I would be really interested to hear from anyone who has read this book and enjoyed it as I am concerned that I have just missed the point completely and am not "getting" it... I have a suspicion that this may be the case (I just can't believe that Ari is written this way unintentionally) so all comments welcome!

3 comments:

Lauren said...

I read this one quite some time ago, and I did enjoy it. I don't remember a huge amount of detail but I know I liked the atmosphere and I'm pretty sure the 'detached' feeling was part of that for me. This review has made me want to go back and read it again, mainly to look at the book with a more critical eye and see if I still feel the same way about it.

Ella Press said...

I'm sorry you didn't like it.
I've had it in my Wish List for some time now, but the main reason I love Paranormal is because of the mystery and constant action, and this sounds a bit blah to me right now. I'd love to read other reviews.

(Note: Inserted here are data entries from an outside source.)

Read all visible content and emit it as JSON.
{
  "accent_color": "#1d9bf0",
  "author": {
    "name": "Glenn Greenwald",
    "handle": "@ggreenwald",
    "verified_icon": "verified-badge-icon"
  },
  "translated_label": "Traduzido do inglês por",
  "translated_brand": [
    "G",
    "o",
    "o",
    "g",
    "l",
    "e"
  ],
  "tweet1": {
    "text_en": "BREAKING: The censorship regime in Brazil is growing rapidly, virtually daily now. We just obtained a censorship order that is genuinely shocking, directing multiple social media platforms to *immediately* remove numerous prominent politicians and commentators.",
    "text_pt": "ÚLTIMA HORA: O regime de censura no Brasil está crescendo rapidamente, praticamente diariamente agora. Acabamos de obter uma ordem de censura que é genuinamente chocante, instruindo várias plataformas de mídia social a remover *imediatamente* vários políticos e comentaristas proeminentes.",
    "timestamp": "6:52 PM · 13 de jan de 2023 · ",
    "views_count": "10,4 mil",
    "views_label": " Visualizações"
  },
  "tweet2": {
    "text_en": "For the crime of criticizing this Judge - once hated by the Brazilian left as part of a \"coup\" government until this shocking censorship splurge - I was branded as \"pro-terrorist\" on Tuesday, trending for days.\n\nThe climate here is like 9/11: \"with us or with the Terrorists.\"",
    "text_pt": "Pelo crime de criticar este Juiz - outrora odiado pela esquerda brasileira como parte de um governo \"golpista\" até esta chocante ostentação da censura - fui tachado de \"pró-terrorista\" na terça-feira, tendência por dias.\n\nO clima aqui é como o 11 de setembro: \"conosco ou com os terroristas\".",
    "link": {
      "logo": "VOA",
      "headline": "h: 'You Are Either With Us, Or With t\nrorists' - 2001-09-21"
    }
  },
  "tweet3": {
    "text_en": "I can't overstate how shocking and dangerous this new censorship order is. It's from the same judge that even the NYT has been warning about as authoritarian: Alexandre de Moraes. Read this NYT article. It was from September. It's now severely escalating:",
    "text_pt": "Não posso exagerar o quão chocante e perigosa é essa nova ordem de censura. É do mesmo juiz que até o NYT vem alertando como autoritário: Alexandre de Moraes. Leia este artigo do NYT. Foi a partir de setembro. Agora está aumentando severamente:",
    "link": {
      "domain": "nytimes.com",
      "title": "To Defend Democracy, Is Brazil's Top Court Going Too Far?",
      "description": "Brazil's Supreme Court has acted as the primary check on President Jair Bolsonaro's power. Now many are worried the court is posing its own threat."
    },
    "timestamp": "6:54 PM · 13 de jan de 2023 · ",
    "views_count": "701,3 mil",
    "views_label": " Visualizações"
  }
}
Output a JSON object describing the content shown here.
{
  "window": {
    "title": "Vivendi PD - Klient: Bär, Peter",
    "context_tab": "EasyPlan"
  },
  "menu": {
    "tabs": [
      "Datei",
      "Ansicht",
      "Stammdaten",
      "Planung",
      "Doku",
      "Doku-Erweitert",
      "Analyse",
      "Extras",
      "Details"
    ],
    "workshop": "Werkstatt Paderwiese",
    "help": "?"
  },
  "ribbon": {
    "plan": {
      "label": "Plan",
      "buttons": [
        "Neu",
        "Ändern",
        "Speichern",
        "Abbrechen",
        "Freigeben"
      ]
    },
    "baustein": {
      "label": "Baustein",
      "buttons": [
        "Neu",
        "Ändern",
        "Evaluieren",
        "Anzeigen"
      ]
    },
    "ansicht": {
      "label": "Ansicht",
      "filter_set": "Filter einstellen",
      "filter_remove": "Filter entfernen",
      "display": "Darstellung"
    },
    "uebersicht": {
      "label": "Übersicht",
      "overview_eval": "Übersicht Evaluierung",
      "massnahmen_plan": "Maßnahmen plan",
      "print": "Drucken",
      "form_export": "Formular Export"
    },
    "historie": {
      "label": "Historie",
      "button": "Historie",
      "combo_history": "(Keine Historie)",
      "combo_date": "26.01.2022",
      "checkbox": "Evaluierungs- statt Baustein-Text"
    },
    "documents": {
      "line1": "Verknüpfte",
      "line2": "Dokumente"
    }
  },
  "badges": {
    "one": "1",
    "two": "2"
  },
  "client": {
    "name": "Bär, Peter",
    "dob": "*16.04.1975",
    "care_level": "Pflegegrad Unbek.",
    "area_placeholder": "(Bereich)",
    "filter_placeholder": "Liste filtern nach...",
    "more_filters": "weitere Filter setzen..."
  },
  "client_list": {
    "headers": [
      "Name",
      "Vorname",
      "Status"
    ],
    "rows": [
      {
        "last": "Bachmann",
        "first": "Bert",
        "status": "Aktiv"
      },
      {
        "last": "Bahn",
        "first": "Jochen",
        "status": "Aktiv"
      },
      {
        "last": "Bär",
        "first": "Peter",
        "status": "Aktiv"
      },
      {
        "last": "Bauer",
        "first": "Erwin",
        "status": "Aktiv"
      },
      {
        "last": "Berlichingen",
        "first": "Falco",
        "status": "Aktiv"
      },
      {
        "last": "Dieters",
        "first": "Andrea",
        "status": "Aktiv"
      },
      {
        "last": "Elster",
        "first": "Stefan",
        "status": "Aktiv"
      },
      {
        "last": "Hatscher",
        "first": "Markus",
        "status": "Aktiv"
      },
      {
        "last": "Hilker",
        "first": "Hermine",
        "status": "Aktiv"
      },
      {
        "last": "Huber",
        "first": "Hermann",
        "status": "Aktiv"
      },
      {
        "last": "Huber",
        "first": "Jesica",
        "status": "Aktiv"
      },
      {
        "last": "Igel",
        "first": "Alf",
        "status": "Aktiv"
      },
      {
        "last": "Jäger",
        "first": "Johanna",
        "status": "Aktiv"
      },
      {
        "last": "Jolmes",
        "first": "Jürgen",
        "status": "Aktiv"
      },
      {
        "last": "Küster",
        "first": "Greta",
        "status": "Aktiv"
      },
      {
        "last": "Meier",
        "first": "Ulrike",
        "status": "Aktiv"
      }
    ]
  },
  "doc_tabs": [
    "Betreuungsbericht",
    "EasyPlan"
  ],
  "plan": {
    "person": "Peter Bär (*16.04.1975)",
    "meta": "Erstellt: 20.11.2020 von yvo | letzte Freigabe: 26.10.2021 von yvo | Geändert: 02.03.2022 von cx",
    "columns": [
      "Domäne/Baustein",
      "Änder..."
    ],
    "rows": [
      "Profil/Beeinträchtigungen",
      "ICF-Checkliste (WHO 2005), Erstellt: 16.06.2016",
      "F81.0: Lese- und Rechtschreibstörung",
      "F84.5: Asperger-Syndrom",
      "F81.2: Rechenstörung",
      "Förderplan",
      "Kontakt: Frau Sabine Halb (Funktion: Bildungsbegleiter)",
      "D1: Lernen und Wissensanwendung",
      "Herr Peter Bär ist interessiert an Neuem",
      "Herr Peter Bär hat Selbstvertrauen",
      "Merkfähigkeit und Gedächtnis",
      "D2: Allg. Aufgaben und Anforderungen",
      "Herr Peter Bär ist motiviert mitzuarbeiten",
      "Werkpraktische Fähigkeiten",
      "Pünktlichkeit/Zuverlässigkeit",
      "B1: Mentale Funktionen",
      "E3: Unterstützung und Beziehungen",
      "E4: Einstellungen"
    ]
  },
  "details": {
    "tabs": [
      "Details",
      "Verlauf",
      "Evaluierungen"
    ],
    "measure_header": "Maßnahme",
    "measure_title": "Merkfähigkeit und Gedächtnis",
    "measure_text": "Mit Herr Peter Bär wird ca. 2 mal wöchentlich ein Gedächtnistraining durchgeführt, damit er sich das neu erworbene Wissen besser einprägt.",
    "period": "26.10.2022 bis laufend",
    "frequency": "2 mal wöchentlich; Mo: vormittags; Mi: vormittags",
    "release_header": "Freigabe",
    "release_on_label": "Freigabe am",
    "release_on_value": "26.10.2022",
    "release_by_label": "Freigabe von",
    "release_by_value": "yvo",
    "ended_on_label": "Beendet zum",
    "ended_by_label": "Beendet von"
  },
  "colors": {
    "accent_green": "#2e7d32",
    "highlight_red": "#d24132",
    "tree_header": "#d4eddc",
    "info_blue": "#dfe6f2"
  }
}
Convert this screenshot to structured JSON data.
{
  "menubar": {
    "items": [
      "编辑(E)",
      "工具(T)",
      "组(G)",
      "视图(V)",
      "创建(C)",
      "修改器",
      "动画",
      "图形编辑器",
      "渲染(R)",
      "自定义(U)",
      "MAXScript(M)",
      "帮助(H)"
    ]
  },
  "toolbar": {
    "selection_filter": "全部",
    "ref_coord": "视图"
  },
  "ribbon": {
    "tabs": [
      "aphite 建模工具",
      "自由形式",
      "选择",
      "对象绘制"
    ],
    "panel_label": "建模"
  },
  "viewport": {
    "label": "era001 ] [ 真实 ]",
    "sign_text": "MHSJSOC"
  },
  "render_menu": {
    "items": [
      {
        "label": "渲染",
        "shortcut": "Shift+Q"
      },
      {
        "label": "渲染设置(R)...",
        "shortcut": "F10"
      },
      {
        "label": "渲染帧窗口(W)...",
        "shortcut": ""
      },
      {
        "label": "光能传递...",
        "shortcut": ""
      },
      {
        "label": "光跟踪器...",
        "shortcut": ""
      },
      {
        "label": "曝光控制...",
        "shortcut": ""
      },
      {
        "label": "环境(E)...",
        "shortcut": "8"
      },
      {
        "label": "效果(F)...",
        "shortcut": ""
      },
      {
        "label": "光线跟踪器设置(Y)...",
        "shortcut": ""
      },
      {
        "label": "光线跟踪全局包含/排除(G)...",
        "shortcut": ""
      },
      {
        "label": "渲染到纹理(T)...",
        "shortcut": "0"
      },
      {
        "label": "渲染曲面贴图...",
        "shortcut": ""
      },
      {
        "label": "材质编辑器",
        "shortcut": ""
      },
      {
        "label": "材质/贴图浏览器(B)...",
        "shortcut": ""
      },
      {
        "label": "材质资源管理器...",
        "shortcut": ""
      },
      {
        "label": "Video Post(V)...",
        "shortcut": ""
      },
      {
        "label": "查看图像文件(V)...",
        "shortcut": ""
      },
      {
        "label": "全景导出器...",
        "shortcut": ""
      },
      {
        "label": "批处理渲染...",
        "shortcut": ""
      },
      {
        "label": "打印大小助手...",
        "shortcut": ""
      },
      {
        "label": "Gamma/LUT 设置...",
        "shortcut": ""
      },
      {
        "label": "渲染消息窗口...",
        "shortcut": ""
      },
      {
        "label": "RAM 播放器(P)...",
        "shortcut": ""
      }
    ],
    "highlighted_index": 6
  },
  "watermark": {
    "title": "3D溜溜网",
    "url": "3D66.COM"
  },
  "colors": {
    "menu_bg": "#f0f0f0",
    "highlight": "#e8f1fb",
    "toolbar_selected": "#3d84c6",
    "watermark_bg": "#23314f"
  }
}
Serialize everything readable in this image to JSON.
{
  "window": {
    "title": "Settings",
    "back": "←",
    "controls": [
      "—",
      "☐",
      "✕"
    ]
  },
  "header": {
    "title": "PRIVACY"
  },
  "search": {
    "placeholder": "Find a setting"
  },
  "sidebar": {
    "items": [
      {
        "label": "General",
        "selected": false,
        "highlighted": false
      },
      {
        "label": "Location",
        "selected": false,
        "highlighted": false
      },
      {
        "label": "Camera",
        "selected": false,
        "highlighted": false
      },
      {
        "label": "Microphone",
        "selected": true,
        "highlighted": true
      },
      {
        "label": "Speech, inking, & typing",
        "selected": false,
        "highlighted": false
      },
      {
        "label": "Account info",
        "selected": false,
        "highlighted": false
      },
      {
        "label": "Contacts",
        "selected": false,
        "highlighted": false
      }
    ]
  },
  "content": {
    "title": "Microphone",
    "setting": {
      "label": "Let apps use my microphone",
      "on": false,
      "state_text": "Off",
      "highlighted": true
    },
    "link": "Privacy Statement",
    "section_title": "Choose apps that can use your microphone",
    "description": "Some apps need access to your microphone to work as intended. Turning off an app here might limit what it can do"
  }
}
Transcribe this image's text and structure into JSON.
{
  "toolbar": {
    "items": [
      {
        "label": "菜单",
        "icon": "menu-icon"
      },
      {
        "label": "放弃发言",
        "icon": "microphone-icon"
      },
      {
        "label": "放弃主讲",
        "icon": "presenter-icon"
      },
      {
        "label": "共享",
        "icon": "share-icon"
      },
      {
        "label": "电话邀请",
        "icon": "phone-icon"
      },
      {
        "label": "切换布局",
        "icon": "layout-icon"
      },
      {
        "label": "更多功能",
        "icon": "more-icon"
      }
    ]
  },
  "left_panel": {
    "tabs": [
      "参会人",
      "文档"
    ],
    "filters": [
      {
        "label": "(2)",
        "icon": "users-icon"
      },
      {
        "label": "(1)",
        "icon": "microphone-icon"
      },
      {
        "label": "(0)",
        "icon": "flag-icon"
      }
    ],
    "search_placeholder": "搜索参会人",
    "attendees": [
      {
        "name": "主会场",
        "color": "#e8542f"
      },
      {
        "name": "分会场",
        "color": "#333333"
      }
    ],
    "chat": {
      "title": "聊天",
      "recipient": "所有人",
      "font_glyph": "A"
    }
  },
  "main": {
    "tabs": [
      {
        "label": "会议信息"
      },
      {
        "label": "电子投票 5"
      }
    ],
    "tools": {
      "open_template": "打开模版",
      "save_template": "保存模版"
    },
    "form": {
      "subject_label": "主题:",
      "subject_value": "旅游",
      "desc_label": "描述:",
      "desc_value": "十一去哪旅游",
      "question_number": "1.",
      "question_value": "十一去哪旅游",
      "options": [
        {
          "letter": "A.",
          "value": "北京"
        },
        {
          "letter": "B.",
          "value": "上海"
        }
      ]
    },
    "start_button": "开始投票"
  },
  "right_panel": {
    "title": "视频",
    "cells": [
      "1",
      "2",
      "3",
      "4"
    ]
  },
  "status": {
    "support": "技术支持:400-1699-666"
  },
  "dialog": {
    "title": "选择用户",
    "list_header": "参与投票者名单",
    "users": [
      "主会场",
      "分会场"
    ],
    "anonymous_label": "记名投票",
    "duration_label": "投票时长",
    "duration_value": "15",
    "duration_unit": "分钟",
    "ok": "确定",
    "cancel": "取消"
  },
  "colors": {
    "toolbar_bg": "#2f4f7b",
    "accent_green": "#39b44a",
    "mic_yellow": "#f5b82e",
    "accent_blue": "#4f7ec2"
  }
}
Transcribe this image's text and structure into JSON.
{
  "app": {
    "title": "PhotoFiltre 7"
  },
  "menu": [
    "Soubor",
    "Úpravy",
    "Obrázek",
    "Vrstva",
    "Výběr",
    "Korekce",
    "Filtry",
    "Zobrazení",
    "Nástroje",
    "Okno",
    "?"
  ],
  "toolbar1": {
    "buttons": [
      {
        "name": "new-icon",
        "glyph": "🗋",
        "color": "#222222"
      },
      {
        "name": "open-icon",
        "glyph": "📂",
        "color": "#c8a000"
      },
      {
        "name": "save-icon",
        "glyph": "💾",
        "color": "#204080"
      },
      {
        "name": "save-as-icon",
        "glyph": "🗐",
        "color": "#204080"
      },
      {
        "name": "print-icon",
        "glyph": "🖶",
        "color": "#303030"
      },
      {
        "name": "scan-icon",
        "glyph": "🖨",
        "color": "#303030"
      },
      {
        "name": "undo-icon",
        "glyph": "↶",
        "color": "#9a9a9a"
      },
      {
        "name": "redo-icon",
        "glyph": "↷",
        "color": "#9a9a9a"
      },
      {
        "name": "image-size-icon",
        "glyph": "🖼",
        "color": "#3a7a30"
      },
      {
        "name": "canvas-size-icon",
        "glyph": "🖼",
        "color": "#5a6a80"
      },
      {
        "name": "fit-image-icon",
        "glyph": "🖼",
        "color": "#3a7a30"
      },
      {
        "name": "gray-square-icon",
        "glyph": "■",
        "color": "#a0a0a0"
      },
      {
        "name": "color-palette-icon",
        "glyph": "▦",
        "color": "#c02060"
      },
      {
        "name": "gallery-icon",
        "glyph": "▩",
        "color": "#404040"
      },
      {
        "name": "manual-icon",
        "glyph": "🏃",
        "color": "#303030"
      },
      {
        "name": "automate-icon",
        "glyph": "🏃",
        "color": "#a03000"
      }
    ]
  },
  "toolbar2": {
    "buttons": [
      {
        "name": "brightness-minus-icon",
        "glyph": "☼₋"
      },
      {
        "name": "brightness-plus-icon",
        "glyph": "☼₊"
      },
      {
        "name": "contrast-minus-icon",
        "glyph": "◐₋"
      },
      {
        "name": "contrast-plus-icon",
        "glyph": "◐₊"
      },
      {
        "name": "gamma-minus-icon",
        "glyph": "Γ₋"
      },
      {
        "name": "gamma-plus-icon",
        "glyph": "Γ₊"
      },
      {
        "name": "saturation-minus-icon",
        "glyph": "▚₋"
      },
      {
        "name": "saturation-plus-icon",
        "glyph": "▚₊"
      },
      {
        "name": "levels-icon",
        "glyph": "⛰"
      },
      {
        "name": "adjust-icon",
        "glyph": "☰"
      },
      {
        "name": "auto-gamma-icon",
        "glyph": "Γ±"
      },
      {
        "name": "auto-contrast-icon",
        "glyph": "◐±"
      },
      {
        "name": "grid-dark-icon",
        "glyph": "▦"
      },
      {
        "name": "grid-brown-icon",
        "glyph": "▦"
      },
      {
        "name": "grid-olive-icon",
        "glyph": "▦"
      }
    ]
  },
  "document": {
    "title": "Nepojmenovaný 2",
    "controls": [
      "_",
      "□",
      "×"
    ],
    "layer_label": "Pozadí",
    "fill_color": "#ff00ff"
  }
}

Splendibird said...

Yeah, I'm sorry I didn't like it too! I really wanted to. I just didn't like the main character and that kind of ruined the whole thing. At the moment I still feel irritated thinking about her but I am tempted to give it a wee while and then try the next book. I read some reviews on Goodreads and there are some that love it and some that felt the same as I did, so absolutely give it a go!